Los Angeles Rams HC Sean McVay congratulates QB Jared Goff and RB Todd Gurley after a touchdown against Washington, Sep. 17, 2017.
Jayne Kamin-Oncea-USA TODAY Sports

Over the last two offseasons, the Los Angeles Rams have been unusually aggressive in taking advantage of some of their most important players being on inexpensive rookie deals by trading for talented but unwanted pieces and exploiting the available cap space those rookie deals created.

That aggression allowed the Rams to go all-in on an effort to build a Super Bowl-caliber roster. That roster got them to the Super Bowl. Hard to be upset.

But now, the cost of that deal is coming due, and it’s coming due in two forms.

One of those is in terms of draft picks and the deficit the Rams have built up over the last four years both in moving up in the draft but also in packaging draft picks in moves that brought in talented, though temporary, roster upgrades. That, coupled with the wiiiiiiiiiiiiiiiiiiiiiiiiiiiiiiiiiiide group of role players on expiring deals, means the Rams are in the precarious situation of losing much of the middle third of their roster. While that doesn’t grab the attention (or money) of the top end of the roster, it’s nearly as important on the field.

But the other cost of that aggression is much more quantifiable. And it’s in the form of a couple of players that will cost the Rams much, much (, much, much) more in 2019 than it did a year ago.

It comes down, largely, to five players: WR Brandin Cooks, DL Aaron Donald, LT Andrew Whitworth, CB Marcus Peters and RT Rob Havenstein. I’ll throw in RB Todd Gurley for the purposes of rounding-friendly figures, but it’s mostly about that quintet.

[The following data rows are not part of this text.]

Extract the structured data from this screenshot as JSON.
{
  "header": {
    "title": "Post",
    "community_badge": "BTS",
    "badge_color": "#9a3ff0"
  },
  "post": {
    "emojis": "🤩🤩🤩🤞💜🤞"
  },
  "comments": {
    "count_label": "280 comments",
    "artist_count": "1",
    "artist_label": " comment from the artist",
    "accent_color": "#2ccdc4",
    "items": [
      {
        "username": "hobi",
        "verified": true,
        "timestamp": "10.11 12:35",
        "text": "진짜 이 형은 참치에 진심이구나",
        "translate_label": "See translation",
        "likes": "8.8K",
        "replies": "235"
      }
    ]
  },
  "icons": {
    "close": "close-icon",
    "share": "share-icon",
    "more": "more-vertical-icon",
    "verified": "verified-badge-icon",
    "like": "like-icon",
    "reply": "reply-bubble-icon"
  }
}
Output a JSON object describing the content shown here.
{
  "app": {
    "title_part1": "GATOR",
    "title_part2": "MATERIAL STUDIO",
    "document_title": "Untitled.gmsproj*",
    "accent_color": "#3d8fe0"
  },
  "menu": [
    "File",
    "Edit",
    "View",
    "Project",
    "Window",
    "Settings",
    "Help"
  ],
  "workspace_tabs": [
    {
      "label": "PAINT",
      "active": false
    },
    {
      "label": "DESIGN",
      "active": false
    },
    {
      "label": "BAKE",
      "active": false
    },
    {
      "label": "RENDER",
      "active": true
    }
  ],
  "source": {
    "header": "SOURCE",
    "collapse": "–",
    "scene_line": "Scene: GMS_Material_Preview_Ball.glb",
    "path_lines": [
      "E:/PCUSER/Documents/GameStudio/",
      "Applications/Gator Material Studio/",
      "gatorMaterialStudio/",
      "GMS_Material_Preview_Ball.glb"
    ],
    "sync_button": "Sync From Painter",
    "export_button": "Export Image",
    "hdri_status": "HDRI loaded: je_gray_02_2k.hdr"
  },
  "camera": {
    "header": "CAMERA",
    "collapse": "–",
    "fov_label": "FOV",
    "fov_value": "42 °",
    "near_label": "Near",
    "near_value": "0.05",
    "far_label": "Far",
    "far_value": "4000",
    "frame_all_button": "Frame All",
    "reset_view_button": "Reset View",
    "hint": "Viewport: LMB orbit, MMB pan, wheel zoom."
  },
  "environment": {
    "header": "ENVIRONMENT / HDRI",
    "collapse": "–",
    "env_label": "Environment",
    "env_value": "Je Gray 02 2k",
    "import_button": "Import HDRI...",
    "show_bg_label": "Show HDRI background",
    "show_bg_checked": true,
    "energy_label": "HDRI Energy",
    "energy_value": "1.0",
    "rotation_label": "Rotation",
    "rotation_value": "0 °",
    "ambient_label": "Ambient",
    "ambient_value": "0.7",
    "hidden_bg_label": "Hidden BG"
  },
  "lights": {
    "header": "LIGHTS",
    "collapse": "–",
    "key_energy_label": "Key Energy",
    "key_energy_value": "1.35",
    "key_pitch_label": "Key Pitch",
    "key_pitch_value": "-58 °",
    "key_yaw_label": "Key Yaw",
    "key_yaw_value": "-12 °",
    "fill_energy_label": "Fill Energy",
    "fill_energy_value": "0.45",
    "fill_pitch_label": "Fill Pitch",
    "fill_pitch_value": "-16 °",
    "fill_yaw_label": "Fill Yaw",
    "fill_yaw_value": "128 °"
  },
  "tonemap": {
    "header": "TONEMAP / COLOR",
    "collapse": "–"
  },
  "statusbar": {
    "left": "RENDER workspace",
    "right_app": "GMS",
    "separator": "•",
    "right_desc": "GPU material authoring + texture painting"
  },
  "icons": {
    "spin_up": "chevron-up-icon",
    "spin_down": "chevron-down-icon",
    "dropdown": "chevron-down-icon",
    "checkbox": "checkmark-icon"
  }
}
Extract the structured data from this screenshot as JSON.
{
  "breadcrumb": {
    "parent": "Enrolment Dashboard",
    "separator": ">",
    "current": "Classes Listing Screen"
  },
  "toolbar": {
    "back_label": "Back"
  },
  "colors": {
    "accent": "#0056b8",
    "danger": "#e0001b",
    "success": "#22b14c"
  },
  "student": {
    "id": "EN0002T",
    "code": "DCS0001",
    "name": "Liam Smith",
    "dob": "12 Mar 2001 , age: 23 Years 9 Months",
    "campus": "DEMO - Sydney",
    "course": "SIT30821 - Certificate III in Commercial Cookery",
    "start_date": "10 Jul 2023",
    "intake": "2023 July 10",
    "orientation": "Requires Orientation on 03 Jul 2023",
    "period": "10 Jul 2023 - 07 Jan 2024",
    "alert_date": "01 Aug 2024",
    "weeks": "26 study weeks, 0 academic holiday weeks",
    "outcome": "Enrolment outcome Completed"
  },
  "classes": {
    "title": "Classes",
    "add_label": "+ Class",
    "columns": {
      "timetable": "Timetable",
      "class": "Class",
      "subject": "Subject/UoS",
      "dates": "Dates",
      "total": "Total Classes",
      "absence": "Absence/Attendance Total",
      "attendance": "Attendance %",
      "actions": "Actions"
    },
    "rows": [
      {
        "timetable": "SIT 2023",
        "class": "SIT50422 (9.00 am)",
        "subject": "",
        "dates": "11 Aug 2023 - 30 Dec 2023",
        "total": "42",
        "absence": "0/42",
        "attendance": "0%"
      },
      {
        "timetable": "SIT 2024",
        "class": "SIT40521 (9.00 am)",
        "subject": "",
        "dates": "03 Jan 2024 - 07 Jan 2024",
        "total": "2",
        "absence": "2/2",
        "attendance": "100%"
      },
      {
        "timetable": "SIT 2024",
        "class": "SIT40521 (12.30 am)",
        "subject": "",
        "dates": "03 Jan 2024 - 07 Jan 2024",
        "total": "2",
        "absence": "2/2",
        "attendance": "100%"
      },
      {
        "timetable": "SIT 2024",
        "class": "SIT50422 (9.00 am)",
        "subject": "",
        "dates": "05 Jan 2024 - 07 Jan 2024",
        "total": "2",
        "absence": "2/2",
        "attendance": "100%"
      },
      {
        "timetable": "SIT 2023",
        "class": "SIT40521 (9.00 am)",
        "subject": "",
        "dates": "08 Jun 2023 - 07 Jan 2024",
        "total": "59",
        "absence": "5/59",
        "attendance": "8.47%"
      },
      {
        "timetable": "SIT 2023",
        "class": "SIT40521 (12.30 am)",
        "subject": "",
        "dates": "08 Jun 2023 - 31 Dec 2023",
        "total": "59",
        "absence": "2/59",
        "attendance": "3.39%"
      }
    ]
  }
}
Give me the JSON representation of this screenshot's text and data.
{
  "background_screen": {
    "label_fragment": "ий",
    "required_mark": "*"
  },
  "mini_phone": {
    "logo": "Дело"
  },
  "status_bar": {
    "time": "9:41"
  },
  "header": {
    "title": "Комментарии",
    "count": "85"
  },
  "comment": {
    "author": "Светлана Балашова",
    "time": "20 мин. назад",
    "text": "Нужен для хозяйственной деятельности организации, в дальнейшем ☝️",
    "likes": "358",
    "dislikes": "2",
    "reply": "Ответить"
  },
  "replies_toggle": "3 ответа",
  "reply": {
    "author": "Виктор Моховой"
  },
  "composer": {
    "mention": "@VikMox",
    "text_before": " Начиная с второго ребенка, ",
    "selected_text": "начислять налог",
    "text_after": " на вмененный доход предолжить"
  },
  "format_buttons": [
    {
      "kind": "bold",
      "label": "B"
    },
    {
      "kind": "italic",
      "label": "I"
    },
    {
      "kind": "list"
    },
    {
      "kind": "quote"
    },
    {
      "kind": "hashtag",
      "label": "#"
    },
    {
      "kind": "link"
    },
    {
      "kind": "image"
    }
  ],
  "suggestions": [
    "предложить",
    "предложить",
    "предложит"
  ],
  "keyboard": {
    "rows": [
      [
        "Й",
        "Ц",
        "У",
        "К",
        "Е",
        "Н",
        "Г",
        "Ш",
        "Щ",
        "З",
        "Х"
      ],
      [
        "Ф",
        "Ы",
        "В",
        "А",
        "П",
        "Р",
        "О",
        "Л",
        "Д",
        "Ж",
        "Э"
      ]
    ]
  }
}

As a six-man group, those six players will cost the Rams more than $40m in 2019 than they did in 2018. To be specific using numbers from Over The Cap, they’ll cost $41,095,577. If you’re wondering why the Rams are so cavalier about letting LG Rodger Saffold III, DL Ndamukong Suh, S Lamarcus Joyner and EDGE Dante Fowler, Jr., hit the market, that’s your easy answer.

They picked the former over the latter.

2018-19 LA Rams key contract increases

POS Player 2018 2019 Difference
POS Player 2018 2019 Difference
WR Brandin Cooks $5,400,000 $15,259,000 $9,859,000
DL Aaron Donald $8,892,000 $17,108,000 $8,216,000
LT Andrew Whitworth $9,174,166 $16,659,168 $7,485,002
CB Marcus Peters $1,741,932 $9,069,000 $7,327,068
RT Rob Havenstein $2,063,187 $8,300,000 $6,236,813
RB Todd Gurley $7,228,306 $9,200,000 $1,971,694

That’s not a decision deserving criticism by any means. A plurality of teams, if not a majority, would love to have that six-man group the Rams are bringing back in 2019. And Whitworth’s return from the precipice of retirement was met with celebration for a reason.

It just comes at a cost.

So while Rams fans can lament that the team has little wiggle room to address burgeoning needs across the defense and offensive line, the simple reason why is that the Rams have locked in a functioning core that has helped them win the NFC West the last two seasons and led them to a Super Bowl appearance just a month ago.

If you’re gonna spend money, you might as well spend it wisely.